Whether you’re studying for a test or just looking to sharpen your mental game, these foods will help give you the boost you need. Blueberries and green leafy vegetables like spinach, kale, arugula and collard greens are packed with antioxidants, iron, beta carotene and minerals that improve concentration and slow cognitive decline. Broccoli and cruciferous vegetables are also packed with compounds called glucosinolates, which produce isothiocyanates, powerful neuroprotective metabolites.
A diet high in antioxidants and low in saturated fat can promote a healthier brain. It’s also important to get a good night’s sleep and exercise regularly to boost memory function as we age. The best way to ensure you’re getting enough of these nutrients is by eating plenty of fruit and vegetables. The antioxidants in berries, like blueberries. シアリス 通販 help reduce inflammation and prevent oxidative stress.
Studies have shown that wild blueberries can improve verbal memory, word recognition and reaction inhibition in children after just one hour of consuming them. These fruits also have been proven to help slow cognitive decline in older adults.
Consuming a blueberry-based beverage daily for six months improved memory performance and depressive symptoms in a group of older adults experiencing mild cognitive impairment (MCI). They also experienced an increase in natural killer cells, the body’s first line of defense against viral illnesses and cancer.
Green leafy vegetables such as kale, spinach and swiss chard are packed with nutrients that support brain health. These include lutein, which reduces inflammation in the brain; vitamin K, which is important for the maintenance of neurotransmitter function; and folate, which has been linked to improving memory.
A study from Rush University in Chicago found that participants who consumed 1.3 servings of greens a day experienced less mental decline over time than those who ate little or no leafy greens. And the difference was even greater when researchers accounted for other factors such as age, education, exercise, smoking and alcohol consumption.
The study also found that older adults who ate leafy greens had lower levels of amyloid beta, which is associated with Alzheimer’s disease. While the results were encouraging, Morris cautions that they don’t prove that greens alone can keep memory loss at bay.
Eggs are one of the best brain foods you can eat thanks to their high levels of vitamin B12, choline and selenium. These nutrients improve memory, focus and overall cognitive performance.
Another nutrient in eggs is lutein, which may help prevent memory loss and age-related cognitive decline. Lutein is also a powerful antioxidant, protecting the brain from inflammation and free radical damage.
A recent study published in Nutritional Neuroscience found that older adults who consumed more eggs experienced better cognition. However, it is not clear if this was related to egg intake or to an overarching diet.
4. Oily Fish
Oily fish (like salmon, tuna, sardines and mackerel) are a great source of protein and essential vitamins and minerals.

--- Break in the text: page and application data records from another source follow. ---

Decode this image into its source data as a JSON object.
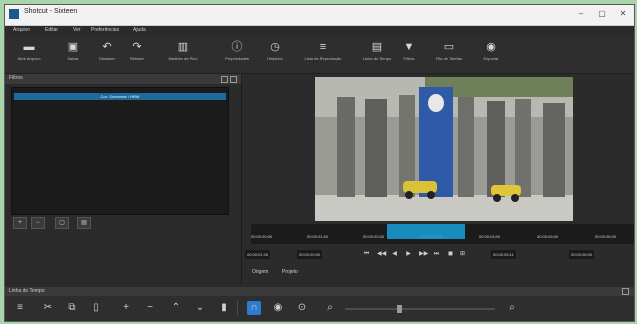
{
  "window": {
    "title": "Shotcut - Sixteen",
    "controls": {
      "minimize": "–",
      "maximize": "▢",
      "close": "✕"
    }
  },
  "menu": [
    "Arquivo",
    "Editar",
    "Ver",
    "Preferências",
    "Ajuda"
  ],
  "toolbar": [
    {
      "icon": "open-icon",
      "glyph": "▬",
      "label": "Abrir Arquivo"
    },
    {
      "icon": "save-icon",
      "glyph": "▣",
      "label": "Salvar"
    },
    {
      "icon": "undo-icon",
      "glyph": "↶",
      "label": "Desfazer"
    },
    {
      "icon": "redo-icon",
      "glyph": "↷",
      "label": "Refazer"
    },
    {
      "icon": "peak-meter-icon",
      "glyph": "▥",
      "label": "Medidor de Pico"
    },
    {
      "icon": "properties-icon",
      "glyph": "ⓘ",
      "label": "Propriedades"
    },
    {
      "icon": "history-icon",
      "glyph": "◷",
      "label": "Histórico"
    },
    {
      "icon": "playlist-icon",
      "glyph": "≡",
      "label": "Lista de Reprodução"
    },
    {
      "icon": "timeline-icon",
      "glyph": "▤",
      "label": "Linha do Tempo"
    },
    {
      "icon": "filters-icon",
      "glyph": "▼",
      "label": "Filtros"
    },
    {
      "icon": "jobs-icon",
      "glyph": "▭",
      "label": "Fila de Tarefas"
    },
    {
      "icon": "export-icon",
      "glyph": "◉",
      "label": "Exportar"
    }
  ],
  "filters_panel": {
    "title": "Filtros",
    "selected_filter": "Cor: Sombrear / HBW"
  },
  "filter_buttons": [
    {
      "icon": "add-filter-icon",
      "glyph": "+"
    },
    {
      "icon": "remove-filter-icon",
      "glyph": "−"
    },
    {
      "icon": "copy-filter-icon",
      "glyph": "▢"
    },
    {
      "icon": "deselect-filter-icon",
      "glyph": "▤"
    }
  ],
  "ruler": {
    "ticks": [
      "00:00:00;00",
      "00:00:01;00",
      "00:00:02;00",
      "00:00:03;00",
      "00:00:04;00",
      "00:00:05;00",
      "00:00:06;00"
    ]
  },
  "player": {
    "position": "00:00:01;26",
    "in_point": "00:00:00;00",
    "out_point": "00:00:05;11",
    "duration": "00:00:06;00",
    "controls": [
      "⏮",
      "◀◀",
      "◀",
      "▶",
      "▶▶",
      "⏭",
      "◼",
      "⊞"
    ]
  },
  "tabs": {
    "source": "Origem",
    "project": "Projeto"
  },
  "timeline": {
    "title": "Linha do Tempo",
    "tools": [
      {
        "icon": "menu-icon",
        "glyph": "≡"
      },
      {
        "icon": "cut-icon",
        "glyph": "✂"
      },
      {
        "icon": "copy-icon",
        "glyph": "⧉"
      },
      {
        "icon": "paste-icon",
        "glyph": "▯"
      },
      {
        "icon": "append-icon",
        "glyph": "+"
      },
      {
        "icon": "remove-icon",
        "glyph": "−"
      },
      {
        "icon": "lift-icon",
        "glyph": "⌃"
      },
      {
        "icon": "overwrite-icon",
        "glyph": "⌄"
      },
      {
        "icon": "split-icon",
        "glyph": "▮"
      },
      {
        "icon": "snap-icon",
        "glyph": "∩"
      },
      {
        "icon": "scrub-icon",
        "glyph": "◉"
      },
      {
        "icon": "ripple-icon",
        "glyph": "⊙"
      },
      {
        "icon": "zoom-out-icon",
        "glyph": "⌕"
      },
      {
        "icon": "zoom-in-icon",
        "glyph": "⌕"
      }
    ]
  },
  "colors": {
    "accent": "#1aa0d8",
    "snap_active": "#2d7bd0"
  }
}
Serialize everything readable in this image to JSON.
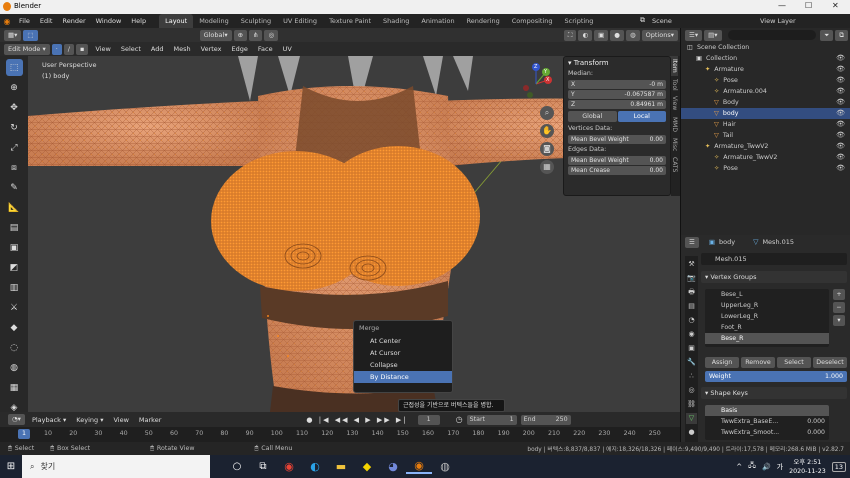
{
  "title_bar": {
    "app_title": "Blender",
    "controls": [
      "—",
      "☐",
      "✕"
    ]
  },
  "top_menu": [
    "File",
    "Edit",
    "Render",
    "Window",
    "Help"
  ],
  "workspaces": [
    "Layout",
    "Modeling",
    "Sculpting",
    "UV Editing",
    "Texture Paint",
    "Shading",
    "Animation",
    "Rendering",
    "Compositing",
    "Scripting"
  ],
  "scene": {
    "label": "Scene",
    "view_layer": "View Layer"
  },
  "viewport_header": {
    "mode": "Edit Mode",
    "menus": [
      "View",
      "Select",
      "Add",
      "Mesh",
      "Vertex",
      "Edge",
      "Face",
      "UV"
    ],
    "orientation": "Global",
    "options": "Options"
  },
  "viewport": {
    "perspective": "User Perspective",
    "object": "(1) body"
  },
  "gizmo": {
    "x": "X",
    "y": "Y",
    "z": "Z"
  },
  "transform_panel": {
    "title": "Transform",
    "median_label": "Median:",
    "x_label": "X",
    "x_value": "-0 m",
    "y_label": "Y",
    "y_value": "-0.067587 m",
    "z_label": "Z",
    "z_value": "0.84961 m",
    "global": "Global",
    "local": "Local",
    "vertices_data": "Vertices Data:",
    "mean_bevel_weight_label": "Mean Bevel Weight",
    "mean_bevel_weight_value": "0.00",
    "edges_data": "Edges Data:",
    "edge_bevel_label": "Mean Bevel Weight",
    "edge_bevel_value": "0.00",
    "mean_crease_label": "Mean Crease",
    "mean_crease_value": "0.00"
  },
  "n_tabs": [
    "Item",
    "Tool",
    "View",
    "MMD",
    "Misc",
    "CATS"
  ],
  "outliner": {
    "rows": [
      {
        "label": "Scene Collection",
        "indent": 0,
        "icon": "◫"
      },
      {
        "label": "Collection",
        "indent": 1,
        "icon": "▣"
      },
      {
        "label": "Armature",
        "indent": 2,
        "icon": "✦"
      },
      {
        "label": "Pose",
        "indent": 3,
        "icon": "✧"
      },
      {
        "label": "Armature.004",
        "indent": 3,
        "icon": "✧"
      },
      {
        "label": "Body",
        "indent": 3,
        "icon": "▽"
      },
      {
        "label": "body",
        "indent": 3,
        "icon": "▽",
        "selected": true
      },
      {
        "label": "Hair",
        "indent": 3,
        "icon": "▽"
      },
      {
        "label": "Tail",
        "indent": 3,
        "icon": "▽"
      },
      {
        "label": "Armature_TwwV2",
        "indent": 2,
        "icon": "✦"
      },
      {
        "label": "Armature_TwwV2",
        "indent": 3,
        "icon": "✧"
      },
      {
        "label": "Pose",
        "indent": 3,
        "icon": "✧"
      }
    ]
  },
  "properties": {
    "object_name": "body",
    "mesh_name": "Mesh.015",
    "mesh_field": "Mesh.015",
    "vertex_groups_title": "Vertex Groups",
    "vertex_groups": [
      "Bese_L",
      "UpperLeg_R",
      "LowerLeg_R",
      "Foot_R",
      "Bese_R"
    ],
    "assign": "Assign",
    "remove": "Remove",
    "select": "Select",
    "deselect": "Deselect",
    "weight_label": "Weight",
    "weight_value": "1.000",
    "shape_keys_title": "Shape Keys",
    "shape_keys": [
      {
        "name": "Basis",
        "value": ""
      },
      {
        "name": "TwwExtra_BaseE...",
        "value": "0.000"
      },
      {
        "name": "TwwExtra_Smoot...",
        "value": "0.000"
      }
    ]
  },
  "context_menu": {
    "title": "Merge",
    "items": [
      "At Center",
      "At Cursor",
      "Collapse",
      "By Distance"
    ],
    "highlighted": 3
  },
  "tooltip": "근접성을 기반으로 버텍스들을 병합.",
  "timeline": {
    "menus": [
      "Playback",
      "Keying",
      "View",
      "Marker"
    ],
    "start_label": "Start",
    "start_value": "1",
    "end_label": "End",
    "end_value": "250",
    "current_frame": "1",
    "frame_ticks": [
      "10",
      "20",
      "30",
      "40",
      "50",
      "60",
      "70",
      "80",
      "90",
      "100",
      "110",
      "120",
      "130",
      "140",
      "150",
      "160",
      "170",
      "180",
      "190",
      "200",
      "210",
      "220",
      "230",
      "240",
      "250"
    ]
  },
  "status_bar": {
    "select": "Select",
    "box_select": "Box Select",
    "rotate_view": "Rotate View",
    "call_menu": "Call Menu",
    "stats": "body | 버텍스:8,837/8,837 | 에지:18,326/18,326 | 페이스:9,490/9,490 | 트라이:17,578 | 메모리:268.6 MiB | v2.82.7"
  },
  "taskbar": {
    "search_placeholder": "찾기",
    "time": "오후 2:51",
    "date": "2020-11-23",
    "lang": "가",
    "notif": "13"
  },
  "colors": {
    "accent": "#4a73b4",
    "mesh": "#e8822c",
    "selection": "#334d80"
  }
}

They are also high in omega-3 fatty acids, which are known to improve heart and brain health and help prevent cancer.
But beware – some types of fish can have high levels of pollutants, including mercury. This is why the government recommends that girls, women who are pregnant or breastfeeding, planning a pregnancy or may have a child one day should only eat two portions a week of oily fish.
Despite this, research suggests that people who eat more fish are less likely to develop dementia and Alzheimer’s disease. In addition, fish consumption is linked to healthier brain development in infants and children. It’s important to eat at least two portions of fish a week to get the most benefits from omega-3s and other nutrients. セルノスジェル for healthy health and boost your immunity, this is the one you need.
5. Dark Chocolate
Dark chocolate contains flavonoids, antioxidants, and caffeine, which all contribute to better memory and concentration. It also has a lot of potassium, which improves focus.
A study published in the journal Nutritional Neuroscience found that people who consume dark chocolate on a regular basis score better on tests of cognitive function. This may be due to the flavanol epicatechin, which promotes blood flow to the brain.
In another study, 70 percent cocoa dark chocolate consumption was associated with improved verbal episodic memory two hours after consumption in healthy young adults relative to white chocolate control. These findings suggest that everyday available portions (35 g) of dark chocolate can confer benefits to the brain in healthy consumers.